Provided material: Begin

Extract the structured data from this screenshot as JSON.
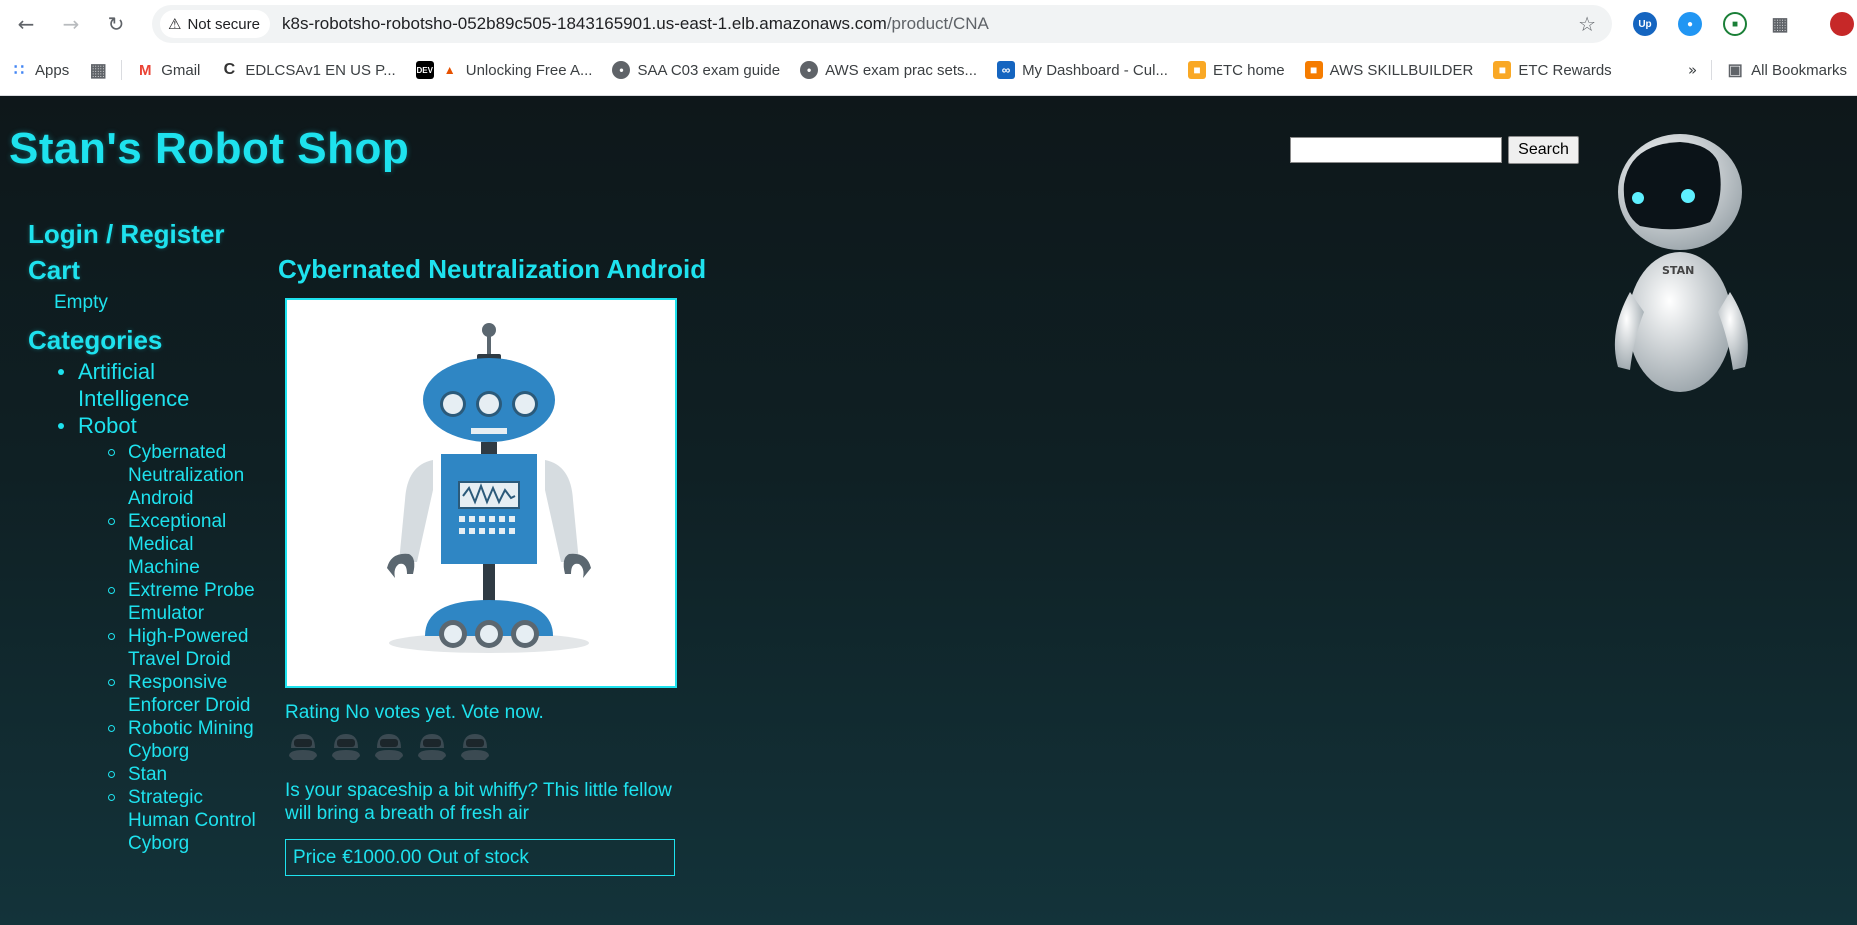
{
  "browser": {
    "security_label": "Not secure",
    "url_host": "k8s-robotsho-robotsho-052b89c505-1843165901.us-east-1.elb.amazonaws.com",
    "url_path": "/product/CNA",
    "bookmarks": [
      {
        "label": "Apps",
        "icon": "apps-grid-icon"
      },
      {
        "label": "Gmail",
        "icon": "gmail-icon"
      },
      {
        "label": "EDLCSAv1 EN US P...",
        "icon": "course-icon"
      },
      {
        "label": "Unlocking Free A...",
        "icon": "dev-icon"
      },
      {
        "label": "SAA C03 exam guide",
        "icon": "globe-icon"
      },
      {
        "label": "AWS exam prac sets...",
        "icon": "globe-icon"
      },
      {
        "label": "My Dashboard - Cul...",
        "icon": "dashboard-icon"
      },
      {
        "label": "ETC home",
        "icon": "etc-icon"
      },
      {
        "label": "AWS SKILLBUILDER",
        "icon": "aws-icon"
      },
      {
        "label": "ETC Rewards",
        "icon": "etc-icon"
      }
    ],
    "all_bookmarks_label": "All Bookmarks"
  },
  "site": {
    "title": "Stan's Robot Shop",
    "search_button": "Search",
    "search_value": ""
  },
  "sidebar": {
    "login": "Login / Register",
    "cart_heading": "Cart",
    "cart_status": "Empty",
    "categories_heading": "Categories",
    "categories": [
      {
        "label": "Artificial Intelligence",
        "items": []
      },
      {
        "label": "Robot",
        "items": [
          "Cybernated Neutralization Android",
          "Exceptional Medical Machine",
          "Extreme Probe Emulator",
          "High-Powered Travel Droid",
          "Responsive Enforcer Droid",
          "Robotic Mining Cyborg",
          "Stan",
          "Strategic Human Control Cyborg"
        ]
      }
    ]
  },
  "product": {
    "name": "Cybernated Neutralization Android",
    "rating_label": "Rating",
    "rating_text": "No votes yet. Vote now.",
    "rating_value": 0,
    "rating_max": 5,
    "description": "Is your spaceship a bit whiffy? This little fellow will bring a breath of fresh air",
    "price_label": "Price",
    "price": "€1000.00",
    "stock": "Out of stock"
  },
  "colors": {
    "accent": "#1ee2ee",
    "page_bg": "#0f2024"
  }
}
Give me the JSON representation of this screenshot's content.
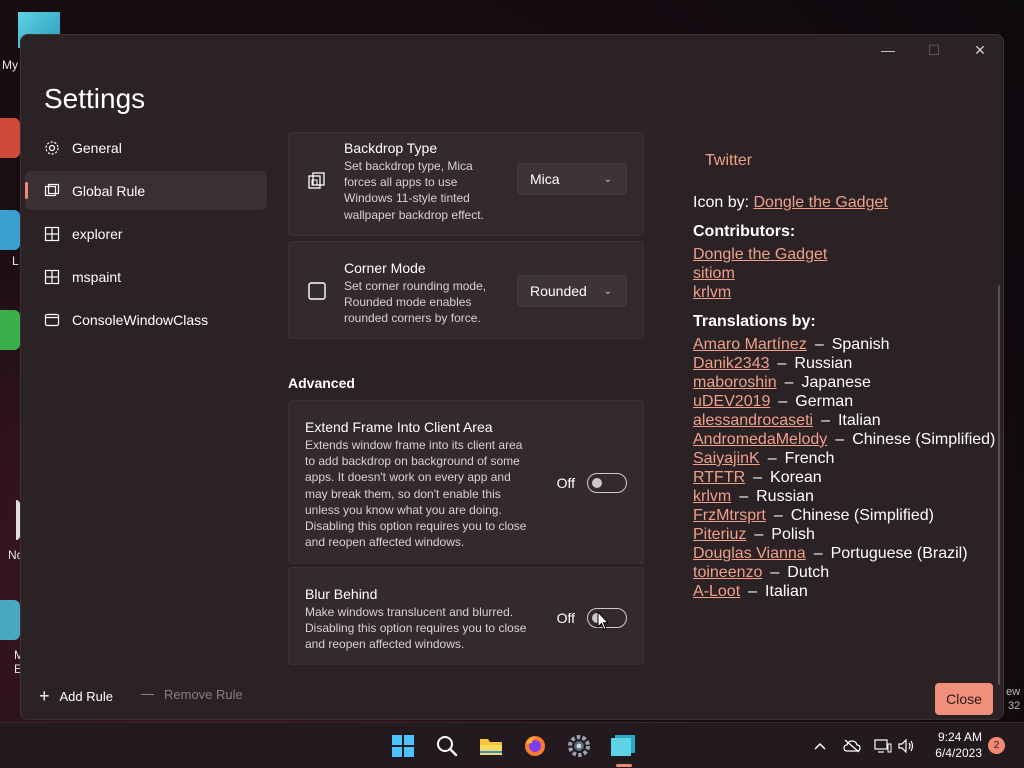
{
  "desktop": {
    "icon_label_1": "My",
    "icon_label_2": "L",
    "icon_label_3": "No",
    "icon_label_4": "M",
    "icon_label_5": "E",
    "right_label_1": "ew",
    "right_label_2": "32"
  },
  "window": {
    "title": "Settings",
    "controls": {
      "minimize": "—",
      "maximize": "☐",
      "close": "✕"
    }
  },
  "sidebar": {
    "items": [
      {
        "label": "General",
        "icon": "gear-icon"
      },
      {
        "label": "Global Rule",
        "icon": "window-icon",
        "selected": true
      },
      {
        "label": "explorer",
        "icon": "app-icon"
      },
      {
        "label": "mspaint",
        "icon": "app-icon"
      },
      {
        "label": "ConsoleWindowClass",
        "icon": "window-icon"
      }
    ]
  },
  "settings": {
    "backdrop": {
      "title": "Backdrop Type",
      "desc_lines": [
        "Set backdrop type, Mica",
        "forces all apps to use",
        "Windows 11-style tinted",
        "wallpaper backdrop effect."
      ],
      "value": "Mica"
    },
    "corner": {
      "title": "Corner Mode",
      "desc_lines": [
        "Set corner rounding mode,",
        "Rounded mode enables",
        "rounded corners by force."
      ],
      "value": "Rounded"
    },
    "advanced_header": "Advanced",
    "extend": {
      "title": "Extend Frame Into Client Area",
      "desc_lines": [
        "Extends window frame into its client area",
        "to add backdrop on background of some",
        "apps. It doesn't work on every app and",
        "may break them, so don't enable this",
        "unless you know what you are doing.",
        "Disabling this option requires you to close",
        "and reopen affected windows."
      ],
      "toggle_label": "Off"
    },
    "blur": {
      "title": "Blur Behind",
      "desc_lines": [
        "Make windows translucent and blurred.",
        "Disabling this option requires you to close",
        "and reopen affected windows."
      ],
      "toggle_label": "Off"
    }
  },
  "about": {
    "twitter": "Twitter",
    "icon_by_label": "Icon by:",
    "icon_by_name": "Dongle the Gadget",
    "contributors_header": "Contributors:",
    "contributors": [
      "Dongle the Gadget",
      "sitiom",
      "krlvm"
    ],
    "translations_header": "Translations by:",
    "translations": [
      {
        "name": "Amaro Martínez",
        "lang": "Spanish"
      },
      {
        "name": "Danik2343",
        "lang": "Russian"
      },
      {
        "name": "maboroshin",
        "lang": "Japanese"
      },
      {
        "name": "uDEV2019",
        "lang": "German"
      },
      {
        "name": "alessandrocaseti",
        "lang": "Italian"
      },
      {
        "name": "AndromedaMelody",
        "lang": "Chinese (Simplified)"
      },
      {
        "name": "SaiyajinK",
        "lang": "French"
      },
      {
        "name": "RTFTR",
        "lang": "Korean"
      },
      {
        "name": "krlvm",
        "lang": "Russian"
      },
      {
        "name": "FrzMtrsprt",
        "lang": "Chinese (Simplified)"
      },
      {
        "name": "Piteriuz",
        "lang": "Polish"
      },
      {
        "name": "Douglas Vianna",
        "lang": "Portuguese (Brazil)"
      },
      {
        "name": "toineenzo",
        "lang": "Dutch"
      },
      {
        "name": "A-Loot",
        "lang": "Italian"
      }
    ],
    "separator": "–"
  },
  "footer": {
    "add_rule": "Add Rule",
    "remove_rule": "Remove Rule",
    "close": "Close"
  },
  "taskbar": {
    "time": "9:24 AM",
    "date": "6/4/2023",
    "notifications": "2",
    "apps": [
      "start-icon",
      "search-icon",
      "file-explorer-icon",
      "firefox-icon",
      "settings-app-icon",
      "mica-app-icon"
    ]
  },
  "colors": {
    "accent": "#f08a74",
    "link": "#f0a088",
    "window_bg": "#2a2225",
    "card_bg": "#332a2e"
  }
}
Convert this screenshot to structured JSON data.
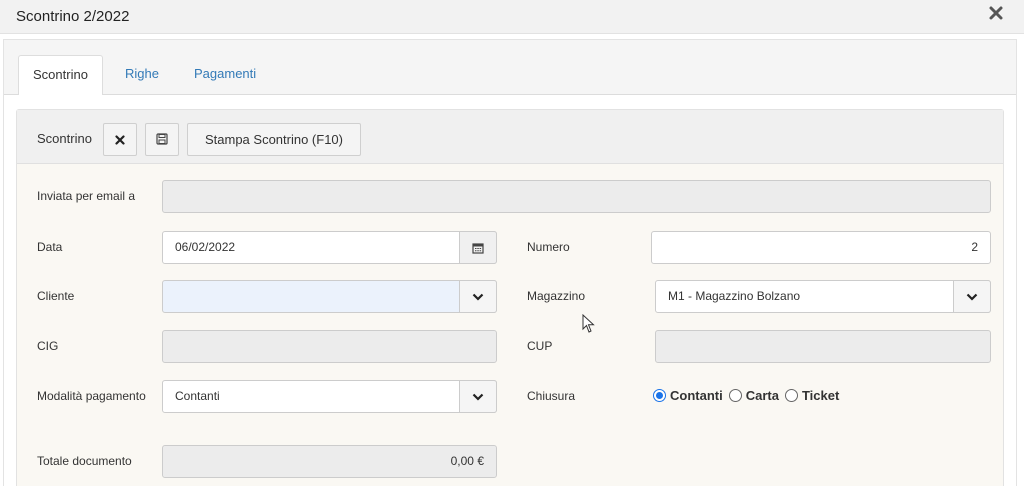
{
  "window": {
    "title": "Scontrino 2/2022",
    "close_icon": "close-icon"
  },
  "tabs": [
    {
      "label": "Scontrino",
      "active": true
    },
    {
      "label": "Righe",
      "active": false
    },
    {
      "label": "Pagamenti",
      "active": false
    }
  ],
  "toolbar": {
    "label": "Scontrino",
    "delete_icon": "x-icon",
    "save_icon": "save-icon",
    "print_label": "Stampa Scontrino (F10)"
  },
  "form": {
    "email_label": "Inviata per email a",
    "email_value": "",
    "data_label": "Data",
    "data_value": "06/02/2022",
    "numero_label": "Numero",
    "numero_value": "2",
    "cliente_label": "Cliente",
    "cliente_value": "",
    "magazzino_label": "Magazzino",
    "magazzino_value": "M1 - Magazzino Bolzano",
    "cig_label": "CIG",
    "cig_value": "",
    "cup_label": "CUP",
    "cup_value": "",
    "modalita_label": "Modalità pagamento",
    "modalita_value": "Contanti",
    "chiusura_label": "Chiusura",
    "chiusura_options": [
      "Contanti",
      "Carta",
      "Ticket"
    ],
    "chiusura_selected": "Contanti",
    "totale_label": "Totale documento",
    "totale_value": "0,00 €"
  },
  "colors": {
    "link": "#337ab7",
    "radio_accent": "#1a73e8",
    "field_bg": "#ececec",
    "cliente_bg": "#ebf2fc"
  }
}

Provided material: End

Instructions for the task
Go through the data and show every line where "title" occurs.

Exercise solution
    "title": "Stan's Robot Shop",
    "title": "Settings",
      "title": "Backdrop Type",
      "title": "Corner Mode",
      "title": "Extend Frame Into Client Area",
      "title": "Blur Behind",
    "title": "Scontrino 2/2022",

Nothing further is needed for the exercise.